**Task prompt:**
Your answer must repeat the full listing, line for line.
= = = = =
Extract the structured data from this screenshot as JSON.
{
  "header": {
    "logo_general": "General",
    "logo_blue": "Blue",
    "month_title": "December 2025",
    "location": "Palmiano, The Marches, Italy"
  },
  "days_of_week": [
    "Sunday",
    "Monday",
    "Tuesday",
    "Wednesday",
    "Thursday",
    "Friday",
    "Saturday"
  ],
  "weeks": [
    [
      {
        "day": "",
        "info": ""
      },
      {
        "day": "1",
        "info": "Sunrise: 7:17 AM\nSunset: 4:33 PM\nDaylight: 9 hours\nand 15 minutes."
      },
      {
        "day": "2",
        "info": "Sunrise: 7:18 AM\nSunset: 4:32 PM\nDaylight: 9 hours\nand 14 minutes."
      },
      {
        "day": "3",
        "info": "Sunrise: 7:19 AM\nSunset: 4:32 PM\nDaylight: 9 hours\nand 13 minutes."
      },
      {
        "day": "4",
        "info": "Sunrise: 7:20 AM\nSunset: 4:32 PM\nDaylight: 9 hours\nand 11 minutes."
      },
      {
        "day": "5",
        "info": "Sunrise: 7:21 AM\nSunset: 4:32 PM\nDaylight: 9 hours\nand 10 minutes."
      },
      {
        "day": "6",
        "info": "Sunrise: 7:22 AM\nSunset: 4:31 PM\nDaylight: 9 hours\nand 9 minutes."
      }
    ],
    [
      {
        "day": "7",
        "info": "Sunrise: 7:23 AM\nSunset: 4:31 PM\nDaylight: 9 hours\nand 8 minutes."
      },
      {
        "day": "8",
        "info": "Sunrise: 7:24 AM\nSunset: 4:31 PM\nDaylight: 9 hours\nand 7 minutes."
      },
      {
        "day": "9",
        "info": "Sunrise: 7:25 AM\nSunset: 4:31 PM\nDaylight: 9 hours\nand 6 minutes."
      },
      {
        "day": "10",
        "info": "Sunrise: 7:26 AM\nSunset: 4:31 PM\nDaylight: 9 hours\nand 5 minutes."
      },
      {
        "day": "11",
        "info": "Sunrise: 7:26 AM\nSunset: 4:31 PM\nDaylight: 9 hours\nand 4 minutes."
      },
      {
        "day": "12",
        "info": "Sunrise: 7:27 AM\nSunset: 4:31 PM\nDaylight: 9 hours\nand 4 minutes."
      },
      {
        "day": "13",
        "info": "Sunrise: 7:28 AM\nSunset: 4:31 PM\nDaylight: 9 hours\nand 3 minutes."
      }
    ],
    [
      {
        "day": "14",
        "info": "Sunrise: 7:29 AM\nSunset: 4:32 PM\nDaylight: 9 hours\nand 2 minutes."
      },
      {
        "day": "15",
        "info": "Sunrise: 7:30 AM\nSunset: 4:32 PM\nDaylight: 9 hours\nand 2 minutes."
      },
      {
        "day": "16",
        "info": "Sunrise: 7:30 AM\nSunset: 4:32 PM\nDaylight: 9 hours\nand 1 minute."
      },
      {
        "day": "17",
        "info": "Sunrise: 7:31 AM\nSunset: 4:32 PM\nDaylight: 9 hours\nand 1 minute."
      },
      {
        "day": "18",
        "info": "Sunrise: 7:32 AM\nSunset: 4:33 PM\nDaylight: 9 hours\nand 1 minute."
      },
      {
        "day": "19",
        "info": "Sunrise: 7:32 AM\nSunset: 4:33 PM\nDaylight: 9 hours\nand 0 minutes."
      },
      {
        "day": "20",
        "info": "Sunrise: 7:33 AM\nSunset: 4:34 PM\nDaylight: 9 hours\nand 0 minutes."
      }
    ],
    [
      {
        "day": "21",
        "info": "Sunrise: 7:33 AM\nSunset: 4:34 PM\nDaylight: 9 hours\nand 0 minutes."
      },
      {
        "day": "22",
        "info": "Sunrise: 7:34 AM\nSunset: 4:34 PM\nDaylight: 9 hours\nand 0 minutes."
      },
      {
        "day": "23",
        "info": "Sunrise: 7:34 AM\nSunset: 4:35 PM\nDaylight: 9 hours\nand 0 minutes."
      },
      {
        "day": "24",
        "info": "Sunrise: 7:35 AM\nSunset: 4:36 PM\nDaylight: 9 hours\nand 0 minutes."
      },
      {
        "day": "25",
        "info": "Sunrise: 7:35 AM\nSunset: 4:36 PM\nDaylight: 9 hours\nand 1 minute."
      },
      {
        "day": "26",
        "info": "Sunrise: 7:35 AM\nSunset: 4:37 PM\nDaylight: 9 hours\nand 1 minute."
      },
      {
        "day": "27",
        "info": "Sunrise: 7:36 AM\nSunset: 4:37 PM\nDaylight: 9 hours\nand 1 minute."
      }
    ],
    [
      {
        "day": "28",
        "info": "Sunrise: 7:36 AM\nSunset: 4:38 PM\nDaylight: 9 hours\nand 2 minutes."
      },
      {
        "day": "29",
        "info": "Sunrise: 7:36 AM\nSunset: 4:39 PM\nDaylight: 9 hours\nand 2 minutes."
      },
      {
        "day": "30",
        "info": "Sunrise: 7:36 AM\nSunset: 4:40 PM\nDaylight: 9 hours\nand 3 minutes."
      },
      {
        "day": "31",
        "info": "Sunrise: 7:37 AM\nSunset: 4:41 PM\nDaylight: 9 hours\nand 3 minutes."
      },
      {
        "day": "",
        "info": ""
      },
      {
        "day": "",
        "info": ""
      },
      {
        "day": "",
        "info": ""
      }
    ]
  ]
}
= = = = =
**Your solution:**
Extract the structured data from this screenshot as JSON.
{
  "header": {
    "logo_general": "General",
    "logo_blue": "Blue",
    "month_title": "December 2025",
    "location": "Palmiano, The Marches, Italy"
  },
  "days_of_week": [
    "Sunday",
    "Monday",
    "Tuesday",
    "Wednesday",
    "Thursday",
    "Friday",
    "Saturday"
  ],
  "weeks": [
    [
      {
        "day": "",
        "info": ""
      },
      {
        "day": "1",
        "info": "Sunrise: 7:17 AM\nSunset: 4:33 PM\nDaylight: 9 hours\nand 15 minutes."
      },
      {
        "day": "2",
        "info": "Sunrise: 7:18 AM\nSunset: 4:32 PM\nDaylight: 9 hours\nand 14 minutes."
      },
      {
        "day": "3",
        "info": "Sunrise: 7:19 AM\nSunset: 4:32 PM\nDaylight: 9 hours\nand 13 minutes."
      },
      {
        "day": "4",
        "info": "Sunrise: 7:20 AM\nSunset: 4:32 PM\nDaylight: 9 hours\nand 11 minutes."
      },
      {
        "day": "5",
        "info": "Sunrise: 7:21 AM\nSunset: 4:32 PM\nDaylight: 9 hours\nand 10 minutes."
      },
      {
        "day": "6",
        "info": "Sunrise: 7:22 AM\nSunset: 4:31 PM\nDaylight: 9 hours\nand 9 minutes."
      }
    ],
    [
      {
        "day": "7",
        "info": "Sunrise: 7:23 AM\nSunset: 4:31 PM\nDaylight: 9 hours\nand 8 minutes."
      },
      {
        "day": "8",
        "info": "Sunrise: 7:24 AM\nSunset: 4:31 PM\nDaylight: 9 hours\nand 7 minutes."
      },
      {
        "day": "9",
        "info": "Sunrise: 7:25 AM\nSunset: 4:31 PM\nDaylight: 9 hours\nand 6 minutes."
      },
      {
        "day": "10",
        "info": "Sunrise: 7:26 AM\nSunset: 4:31 PM\nDaylight: 9 hours\nand 5 minutes."
      },
      {
        "day": "11",
        "info": "Sunrise: 7:26 AM\nSunset: 4:31 PM\nDaylight: 9 hours\nand 4 minutes."
      },
      {
        "day": "12",
        "info": "Sunrise: 7:27 AM\nSunset: 4:31 PM\nDaylight: 9 hours\nand 4 minutes."
      },
      {
        "day": "13",
        "info": "Sunrise: 7:28 AM\nSunset: 4:31 PM\nDaylight: 9 hours\nand 3 minutes."
      }
    ],
    [
      {
        "day": "14",
        "info": "Sunrise: 7:29 AM\nSunset: 4:32 PM\nDaylight: 9 hours\nand 2 minutes."
      },
      {
        "day": "15",
        "info": "Sunrise: 7:30 AM\nSunset: 4:32 PM\nDaylight: 9 hours\nand 2 minutes."
      },
      {
        "day": "16",
        "info": "Sunrise: 7:30 AM\nSunset: 4:32 PM\nDaylight: 9 hours\nand 1 minute."
      },
      {
        "day": "17",
        "info": "Sunrise: 7:31 AM\nSunset: 4:32 PM\nDaylight: 9 hours\nand 1 minute."
      },
      {
        "day": "18",
        "info": "Sunrise: 7:32 AM\nSunset: 4:33 PM\nDaylight: 9 hours\nand 1 minute."
      },
      {
        "day": "19",
        "info": "Sunrise: 7:32 AM\nSunset: 4:33 PM\nDaylight: 9 hours\nand 0 minutes."
      },
      {
        "day": "20",
        "info": "Sunrise: 7:33 AM\nSunset: 4:34 PM\nDaylight: 9 hours\nand 0 minutes."
      }
    ],
    [
      {
        "day": "21",
        "info": "Sunrise: 7:33 AM\nSunset: 4:34 PM\nDaylight: 9 hours\nand 0 minutes."
      },
      {
        "day": "22",
        "info": "Sunrise: 7:34 AM\nSunset: 4:34 PM\nDaylight: 9 hours\nand 0 minutes."
      },
      {
        "day": "23",
        "info": "Sunrise: 7:34 AM\nSunset: 4:35 PM\nDaylight: 9 hours\nand 0 minutes."
      },
      {
        "day": "24",
        "info": "Sunrise: 7:35 AM\nSunset: 4:36 PM\nDaylight: 9 hours\nand 0 minutes."
      },
      {
        "day": "25",
        "info": "Sunrise: 7:35 AM\nSunset: 4:36 PM\nDaylight: 9 hours\nand 1 minute."
      },
      {
        "day": "26",
        "info": "Sunrise: 7:35 AM\nSunset: 4:37 PM\nDaylight: 9 hours\nand 1 minute."
      },
      {
        "day": "27",
        "info": "Sunrise: 7:36 AM\nSunset: 4:37 PM\nDaylight: 9 hours\nand 1 minute."
      }
    ],
    [
      {
        "day": "28",
        "info": "Sunrise: 7:36 AM\nSunset: 4:38 PM\nDaylight: 9 hours\nand 2 minutes."
      },
      {
        "day": "29",
        "info": "Sunrise: 7:36 AM\nSunset: 4:39 PM\nDaylight: 9 hours\nand 2 minutes."
      },
      {
        "day": "30",
        "info": "Sunrise: 7:36 AM\nSunset: 4:40 PM\nDaylight: 9 hours\nand 3 minutes."
      },
      {
        "day": "31",
        "info": "Sunrise: 7:37 AM\nSunset: 4:41 PM\nDaylight: 9 hours\nand 3 minutes."
      },
      {
        "day": "",
        "info": ""
      },
      {
        "day": "",
        "info": ""
      },
      {
        "day": "",
        "info": ""
      }
    ]
  ]
}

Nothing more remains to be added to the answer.